Perhaps Powell was onto something; nations do not have psychological conditions, individuals do. Politicians attaining high office need to identify with an ideal of leadership to orient themselves in their daunting, overwhelming task. In Britain they seem to prefer identifying with a nineteenth-century ideal of imperial martial honour than with an unglamorous twentieth-century conception of basic bureaucratic competence.

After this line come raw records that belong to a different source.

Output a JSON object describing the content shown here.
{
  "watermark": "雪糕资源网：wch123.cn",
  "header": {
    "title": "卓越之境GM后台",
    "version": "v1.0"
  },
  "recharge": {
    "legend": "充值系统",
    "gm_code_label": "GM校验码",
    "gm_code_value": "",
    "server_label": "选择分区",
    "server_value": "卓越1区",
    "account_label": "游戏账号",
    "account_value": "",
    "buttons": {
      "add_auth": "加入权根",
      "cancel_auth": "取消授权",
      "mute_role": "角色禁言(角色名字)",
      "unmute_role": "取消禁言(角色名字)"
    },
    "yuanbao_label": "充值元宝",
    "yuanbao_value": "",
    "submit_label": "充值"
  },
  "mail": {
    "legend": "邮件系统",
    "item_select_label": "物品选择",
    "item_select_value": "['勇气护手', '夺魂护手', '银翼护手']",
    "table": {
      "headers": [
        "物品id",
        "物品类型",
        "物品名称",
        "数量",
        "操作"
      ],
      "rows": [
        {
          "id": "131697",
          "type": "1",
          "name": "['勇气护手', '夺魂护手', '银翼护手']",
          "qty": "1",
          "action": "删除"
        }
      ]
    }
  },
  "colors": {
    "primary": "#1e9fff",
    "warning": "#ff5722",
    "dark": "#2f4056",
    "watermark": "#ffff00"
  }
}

Make no mistake however, Powellism offers nothing so mundane as a commitment to thoughtful and serious government (let alone a humane, practicable and successful foreign policy). It certainly does not offer a conception of the British polity suited to the twenty-first century. The Powellites think that they are hard-headed realists and down-to-earth representatives of the common people. But what they take from Powell – and what is routinely manifested in the words and deeds of Conservative and UKIP politicians, pundits and bloggers – is a satisfying self-conception.